Records excerpted from a collection:
= = = = =

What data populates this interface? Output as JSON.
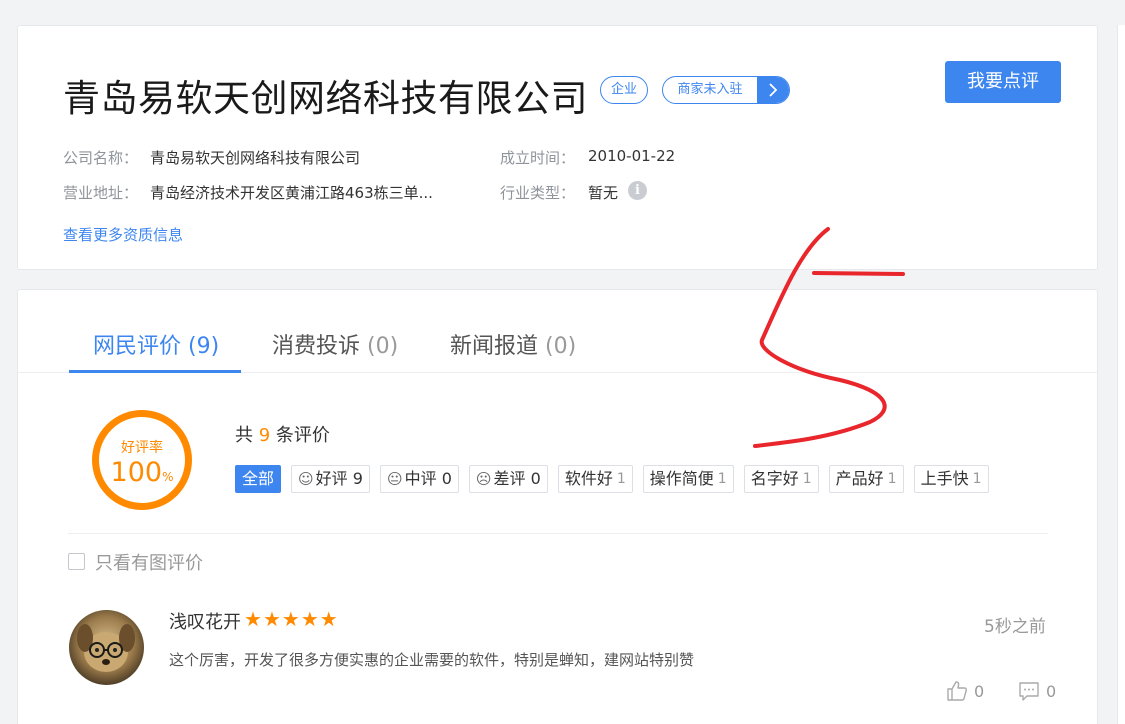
{
  "company": {
    "name": "青岛易软天创网络科技有限公司",
    "tag_enterprise": "企业",
    "tag_merchant": "商家未入驻",
    "review_button": "我要点评",
    "fields": {
      "name_label": "公司名称：",
      "name_value": "青岛易软天创网络科技有限公司",
      "founded_label": "成立时间：",
      "founded_value": "2010-01-22",
      "address_label": "营业地址：",
      "address_value": "青岛经济技术开发区黄浦江路463栋三单...",
      "industry_label": "行业类型：",
      "industry_value": "暂无"
    },
    "more_link": "查看更多资质信息"
  },
  "tabs": [
    {
      "label": "网民评价",
      "count": "(9)"
    },
    {
      "label": "消费投诉",
      "count": "(0)"
    },
    {
      "label": "新闻报道",
      "count": "(0)"
    }
  ],
  "summary": {
    "ring_label": "好评率",
    "ring_value": "100",
    "ring_unit": "%",
    "total_prefix": "共",
    "total_count": "9",
    "total_suffix": "条评价"
  },
  "filters": {
    "all": "全部",
    "good": {
      "label": "好评",
      "count": "9"
    },
    "neutral": {
      "label": "中评",
      "count": "0"
    },
    "bad": {
      "label": "差评",
      "count": "0"
    },
    "tags": [
      {
        "label": "软件好",
        "count": "1"
      },
      {
        "label": "操作简便",
        "count": "1"
      },
      {
        "label": "名字好",
        "count": "1"
      },
      {
        "label": "产品好",
        "count": "1"
      },
      {
        "label": "上手快",
        "count": "1"
      }
    ]
  },
  "image_only_label": "只看有图评价",
  "review": {
    "user": "浅叹花开",
    "rating": 5,
    "time": "5秒之前",
    "text": "这个厉害，开发了很多方便实惠的企业需要的软件，特别是蝉知，建网站特别赞",
    "likes": "0",
    "comments": "0"
  },
  "colors": {
    "accent": "#3d86f0",
    "orange": "#ff8a00",
    "annotation": "#e8262b"
  }
}
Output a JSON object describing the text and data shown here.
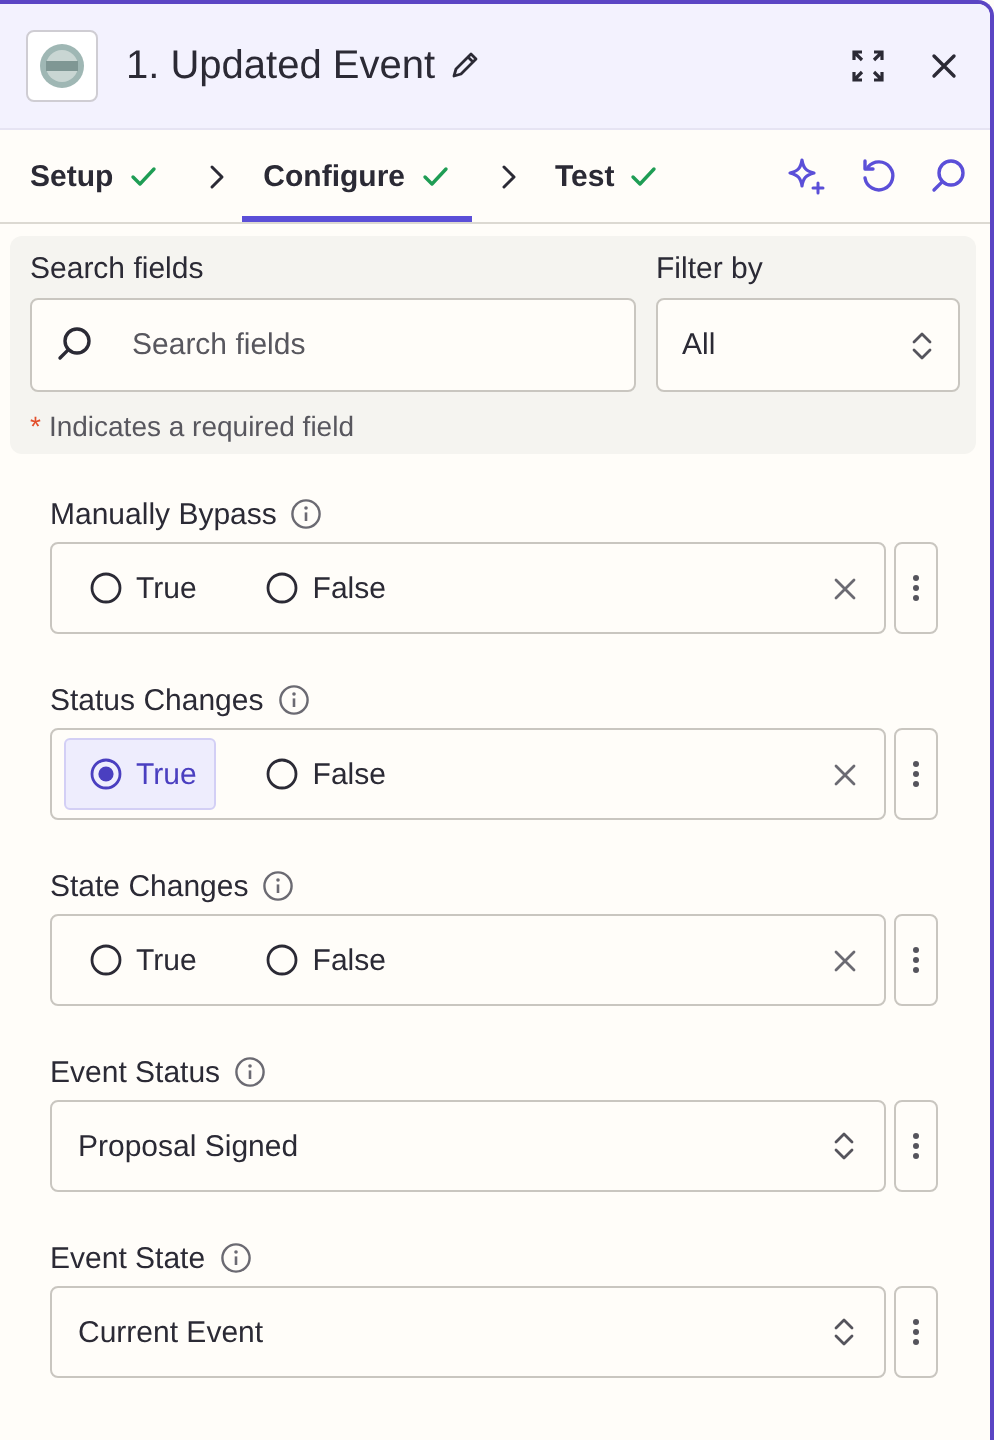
{
  "header": {
    "title": "1. Updated Event"
  },
  "steps": [
    {
      "label": "Setup",
      "selected": false,
      "complete": true
    },
    {
      "label": "Configure",
      "selected": true,
      "complete": true
    },
    {
      "label": "Test",
      "selected": false,
      "complete": true
    }
  ],
  "search": {
    "label": "Search fields",
    "placeholder": "Search fields"
  },
  "filter": {
    "label": "Filter by",
    "value": "All"
  },
  "required_note": {
    "mark": "*",
    "text": "Indicates a required field"
  },
  "fields": [
    {
      "kind": "radio",
      "label": "Manually Bypass",
      "options": [
        {
          "label": "True",
          "selected": false
        },
        {
          "label": "False",
          "selected": false
        }
      ]
    },
    {
      "kind": "radio",
      "label": "Status Changes",
      "options": [
        {
          "label": "True",
          "selected": true
        },
        {
          "label": "False",
          "selected": false
        }
      ]
    },
    {
      "kind": "radio",
      "label": "State Changes",
      "options": [
        {
          "label": "True",
          "selected": false
        },
        {
          "label": "False",
          "selected": false
        }
      ]
    },
    {
      "kind": "select",
      "label": "Event Status",
      "value": "Proposal Signed"
    },
    {
      "kind": "select",
      "label": "Event State",
      "value": "Current Event"
    }
  ]
}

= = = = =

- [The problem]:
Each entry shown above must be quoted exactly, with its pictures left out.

- [Output]:
What data populates this interface? Output as JSON.
{
  "company": {
    "name": "青岛易软天创网络科技有限公司",
    "tag_enterprise": "企业",
    "tag_merchant": "商家未入驻",
    "review_button": "我要点评",
    "fields": {
      "name_label": "公司名称：",
      "name_value": "青岛易软天创网络科技有限公司",
      "founded_label": "成立时间：",
      "founded_value": "2010-01-22",
      "address_label": "营业地址：",
      "address_value": "青岛经济技术开发区黄浦江路463栋三单...",
      "industry_label": "行业类型：",
      "industry_value": "暂无"
    },
    "more_link": "查看更多资质信息"
  },
  "tabs": [
    {
      "label": "网民评价",
      "count": "(9)"
    },
    {
      "label": "消费投诉",
      "count": "(0)"
    },
    {
      "label": "新闻报道",
      "count": "(0)"
    }
  ],
  "summary": {
    "ring_label": "好评率",
    "ring_value": "100",
    "ring_unit": "%",
    "total_prefix": "共",
    "total_count": "9",
    "total_suffix": "条评价"
  },
  "filters": {
    "all": "全部",
    "good": {
      "label": "好评",
      "count": "9"
    },
    "neutral": {
      "label": "中评",
      "count": "0"
    },
    "bad": {
      "label": "差评",
      "count": "0"
    },
    "tags": [
      {
        "label": "软件好",
        "count": "1"
      },
      {
        "label": "操作简便",
        "count": "1"
      },
      {
        "label": "名字好",
        "count": "1"
      },
      {
        "label": "产品好",
        "count": "1"
      },
      {
        "label": "上手快",
        "count": "1"
      }
    ]
  },
  "image_only_label": "只看有图评价",
  "review": {
    "user": "浅叹花开",
    "rating": 5,
    "time": "5秒之前",
    "text": "这个厉害，开发了很多方便实惠的企业需要的软件，特别是蝉知，建网站特别赞",
    "likes": "0",
    "comments": "0"
  },
  "colors": {
    "accent": "#3d86f0",
    "orange": "#ff8a00",
    "annotation": "#e8262b"
  }
}
Output a JSON object describing the text and data shown here.
{
  "header": {
    "title": "1. Updated Event"
  },
  "steps": [
    {
      "label": "Setup",
      "selected": false,
      "complete": true
    },
    {
      "label": "Configure",
      "selected": true,
      "complete": true
    },
    {
      "label": "Test",
      "selected": false,
      "complete": true
    }
  ],
  "search": {
    "label": "Search fields",
    "placeholder": "Search fields"
  },
  "filter": {
    "label": "Filter by",
    "value": "All"
  },
  "required_note": {
    "mark": "*",
    "text": "Indicates a required field"
  },
  "fields": [
    {
      "kind": "radio",
      "label": "Manually Bypass",
      "options": [
        {
          "label": "True",
          "selected": false
        },
        {
          "label": "False",
          "selected": false
        }
      ]
    },
    {
      "kind": "radio",
      "label": "Status Changes",
      "options": [
        {
          "label": "True",
          "selected": true
        },
        {
          "label": "False",
          "selected": false
        }
      ]
    },
    {
      "kind": "radio",
      "label": "State Changes",
      "options": [
        {
          "label": "True",
          "selected": false
        },
        {
          "label": "False",
          "selected": false
        }
      ]
    },
    {
      "kind": "select",
      "label": "Event Status",
      "value": "Proposal Signed"
    },
    {
      "kind": "select",
      "label": "Event State",
      "value": "Current Event"
    }
  ]
}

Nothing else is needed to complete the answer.